-- Problem to solve --
Print the records below exactly as they appear.

-- Extracted information --

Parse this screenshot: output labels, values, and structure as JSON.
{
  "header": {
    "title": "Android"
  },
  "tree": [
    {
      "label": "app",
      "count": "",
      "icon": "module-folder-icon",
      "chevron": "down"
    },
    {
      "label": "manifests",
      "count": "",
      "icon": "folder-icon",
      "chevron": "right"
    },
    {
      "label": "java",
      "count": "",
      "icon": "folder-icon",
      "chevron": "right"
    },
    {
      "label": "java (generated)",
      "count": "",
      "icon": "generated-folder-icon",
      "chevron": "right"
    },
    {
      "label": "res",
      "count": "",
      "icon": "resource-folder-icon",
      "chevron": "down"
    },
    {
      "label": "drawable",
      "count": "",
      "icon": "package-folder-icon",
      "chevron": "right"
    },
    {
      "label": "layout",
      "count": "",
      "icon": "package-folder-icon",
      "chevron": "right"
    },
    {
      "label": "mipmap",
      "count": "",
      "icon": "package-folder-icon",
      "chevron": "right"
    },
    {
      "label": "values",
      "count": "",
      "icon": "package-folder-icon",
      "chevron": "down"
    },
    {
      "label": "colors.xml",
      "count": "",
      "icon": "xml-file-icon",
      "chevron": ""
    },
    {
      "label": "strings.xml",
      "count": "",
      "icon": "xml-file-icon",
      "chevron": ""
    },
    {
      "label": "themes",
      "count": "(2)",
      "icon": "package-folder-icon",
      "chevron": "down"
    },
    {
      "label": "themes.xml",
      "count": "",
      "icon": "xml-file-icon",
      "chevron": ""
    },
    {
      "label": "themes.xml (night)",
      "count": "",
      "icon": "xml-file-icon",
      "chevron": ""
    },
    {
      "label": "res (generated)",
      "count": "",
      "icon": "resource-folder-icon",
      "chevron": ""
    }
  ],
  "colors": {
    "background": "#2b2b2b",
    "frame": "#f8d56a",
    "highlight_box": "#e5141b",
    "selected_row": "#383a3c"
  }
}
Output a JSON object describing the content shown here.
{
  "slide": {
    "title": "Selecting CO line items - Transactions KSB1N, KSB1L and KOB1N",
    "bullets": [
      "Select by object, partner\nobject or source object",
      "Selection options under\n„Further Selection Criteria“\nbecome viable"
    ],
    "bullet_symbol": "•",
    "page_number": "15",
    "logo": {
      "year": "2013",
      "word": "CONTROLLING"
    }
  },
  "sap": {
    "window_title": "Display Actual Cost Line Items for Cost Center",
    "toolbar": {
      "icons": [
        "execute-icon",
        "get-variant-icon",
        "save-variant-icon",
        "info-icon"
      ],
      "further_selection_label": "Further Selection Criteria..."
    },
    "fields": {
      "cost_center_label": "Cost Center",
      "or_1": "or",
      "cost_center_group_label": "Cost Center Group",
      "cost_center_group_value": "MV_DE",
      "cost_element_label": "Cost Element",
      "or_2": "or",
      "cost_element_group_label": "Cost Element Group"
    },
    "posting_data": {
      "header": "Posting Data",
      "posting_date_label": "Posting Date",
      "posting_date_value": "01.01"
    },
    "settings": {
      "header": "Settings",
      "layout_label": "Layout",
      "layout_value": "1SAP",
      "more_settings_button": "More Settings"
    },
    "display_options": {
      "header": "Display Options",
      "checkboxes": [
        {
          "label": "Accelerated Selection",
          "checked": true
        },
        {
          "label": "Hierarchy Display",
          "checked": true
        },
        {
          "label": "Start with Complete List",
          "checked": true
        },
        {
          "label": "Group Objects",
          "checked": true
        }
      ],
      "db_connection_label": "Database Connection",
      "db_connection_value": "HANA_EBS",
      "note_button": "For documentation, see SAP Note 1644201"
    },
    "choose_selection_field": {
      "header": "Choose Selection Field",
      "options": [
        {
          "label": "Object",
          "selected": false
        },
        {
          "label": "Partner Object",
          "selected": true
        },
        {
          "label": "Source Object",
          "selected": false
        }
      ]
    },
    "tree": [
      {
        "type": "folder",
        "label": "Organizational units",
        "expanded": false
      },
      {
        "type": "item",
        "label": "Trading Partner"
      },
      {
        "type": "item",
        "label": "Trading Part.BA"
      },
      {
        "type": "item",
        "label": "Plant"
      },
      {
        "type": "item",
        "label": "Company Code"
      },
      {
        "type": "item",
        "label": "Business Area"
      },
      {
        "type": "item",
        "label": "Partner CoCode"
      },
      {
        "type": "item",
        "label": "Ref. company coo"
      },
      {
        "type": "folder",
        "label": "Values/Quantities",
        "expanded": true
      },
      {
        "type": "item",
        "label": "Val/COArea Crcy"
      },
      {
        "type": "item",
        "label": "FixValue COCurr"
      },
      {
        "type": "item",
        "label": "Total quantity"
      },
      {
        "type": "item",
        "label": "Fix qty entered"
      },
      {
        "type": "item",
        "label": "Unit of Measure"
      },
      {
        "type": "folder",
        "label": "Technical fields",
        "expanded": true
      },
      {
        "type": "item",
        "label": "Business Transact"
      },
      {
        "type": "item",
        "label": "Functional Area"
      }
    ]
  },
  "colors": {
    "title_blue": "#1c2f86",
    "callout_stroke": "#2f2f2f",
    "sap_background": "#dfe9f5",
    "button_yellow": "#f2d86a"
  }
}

-- Your solution --
Parse this screenshot: output labels, values, and structure as JSON.
{
  "header": {
    "title": "Android"
  },
  "tree": [
    {
      "label": "app",
      "count": "",
      "icon": "module-folder-icon",
      "chevron": "down"
    },
    {
      "label": "manifests",
      "count": "",
      "icon": "folder-icon",
      "chevron": "right"
    },
    {
      "label": "java",
      "count": "",
      "icon": "folder-icon",
      "chevron": "right"
    },
    {
      "label": "java (generated)",
      "count": "",
      "icon": "generated-folder-icon",
      "chevron": "right"
    },
    {
      "label": "res",
      "count": "",
      "icon": "resource-folder-icon",
      "chevron": "down"
    },
    {
      "label": "drawable",
      "count": "",
      "icon": "package-folder-icon",
      "chevron": "right"
    },
    {
      "label": "layout",
      "count": "",
      "icon": "package-folder-icon",
      "chevron": "right"
    },
    {
      "label": "mipmap",
      "count": "",
      "icon": "package-folder-icon",
      "chevron": "right"
    },
    {
      "label": "values",
      "count": "",
      "icon": "package-folder-icon",
      "chevron": "down"
    },
    {
      "label": "colors.xml",
      "count": "",
      "icon": "xml-file-icon",
      "chevron": ""
    },
    {
      "label": "strings.xml",
      "count": "",
      "icon": "xml-file-icon",
      "chevron": ""
    },
    {
      "label": "themes",
      "count": "(2)",
      "icon": "package-folder-icon",
      "chevron": "down"
    },
    {
      "label": "themes.xml",
      "count": "",
      "icon": "xml-file-icon",
      "chevron": ""
    },
    {
      "label": "themes.xml (night)",
      "count": "",
      "icon": "xml-file-icon",
      "chevron": ""
    },
    {
      "label": "res (generated)",
      "count": "",
      "icon": "resource-folder-icon",
      "chevron": ""
    }
  ],
  "colors": {
    "background": "#2b2b2b",
    "frame": "#f8d56a",
    "highlight_box": "#e5141b",
    "selected_row": "#383a3c"
  }
}
Output a JSON object describing the content shown here.
{
  "slide": {
    "title": "Selecting CO line items - Transactions KSB1N, KSB1L and KOB1N",
    "bullets": [
      "Select by object, partner\nobject or source object",
      "Selection options under\n„Further Selection Criteria“\nbecome viable"
    ],
    "bullet_symbol": "•",
    "page_number": "15",
    "logo": {
      "year": "2013",
      "word": "CONTROLLING"
    }
  },
  "sap": {
    "window_title": "Display Actual Cost Line Items for Cost Center",
    "toolbar": {
      "icons": [
        "execute-icon",
        "get-variant-icon",
        "save-variant-icon",
        "info-icon"
      ],
      "further_selection_label": "Further Selection Criteria..."
    },
    "fields": {
      "cost_center_label": "Cost Center",
      "or_1": "or",
      "cost_center_group_label": "Cost Center Group",
      "cost_center_group_value": "MV_DE",
      "cost_element_label": "Cost Element",
      "or_2": "or",
      "cost_element_group_label": "Cost Element Group"
    },
    "posting_data": {
      "header": "Posting Data",
      "posting_date_label": "Posting Date",
      "posting_date_value": "01.01"
    },
    "settings": {
      "header": "Settings",
      "layout_label": "Layout",
      "layout_value": "1SAP",
      "more_settings_button": "More Settings"
    },
    "display_options": {
      "header": "Display Options",
      "checkboxes": [
        {
          "label": "Accelerated Selection",
          "checked": true
        },
        {
          "label": "Hierarchy Display",
          "checked": true
        },
        {
          "label": "Start with Complete List",
          "checked": true
        },
        {
          "label": "Group Objects",
          "checked": true
        }
      ],
      "db_connection_label": "Database Connection",
      "db_connection_value": "HANA_EBS",
      "note_button": "For documentation, see SAP Note 1644201"
    },
    "choose_selection_field": {
      "header": "Choose Selection Field",
      "options": [
        {
          "label": "Object",
          "selected": false
        },
        {
          "label": "Partner Object",
          "selected": true
        },
        {
          "label": "Source Object",
          "selected": false
        }
      ]
    },
    "tree": [
      {
        "type": "folder",
        "label": "Organizational units",
        "expanded": false
      },
      {
        "type": "item",
        "label": "Trading Partner"
      },
      {
        "type": "item",
        "label": "Trading Part.BA"
      },
      {
        "type": "item",
        "label": "Plant"
      },
      {
        "type": "item",
        "label": "Company Code"
      },
      {
        "type": "item",
        "label": "Business Area"
      },
      {
        "type": "item",
        "label": "Partner CoCode"
      },
      {
        "type": "item",
        "label": "Ref. company coo"
      },
      {
        "type": "folder",
        "label": "Values/Quantities",
        "expanded": true
      },
      {
        "type": "item",
        "label": "Val/COArea Crcy"
      },
      {
        "type": "item",
        "label": "FixValue COCurr"
      },
      {
        "type": "item",
        "label": "Total quantity"
      },
      {
        "type": "item",
        "label": "Fix qty entered"
      },
      {
        "type": "item",
        "label": "Unit of Measure"
      },
      {
        "type": "folder",
        "label": "Technical fields",
        "expanded": true
      },
      {
        "type": "item",
        "label": "Business Transact"
      },
      {
        "type": "item",
        "label": "Functional Area"
      }
    ]
  },
  "colors": {
    "title_blue": "#1c2f86",
    "callout_stroke": "#2f2f2f",
    "sap_background": "#dfe9f5",
    "button_yellow": "#f2d86a"
  }
}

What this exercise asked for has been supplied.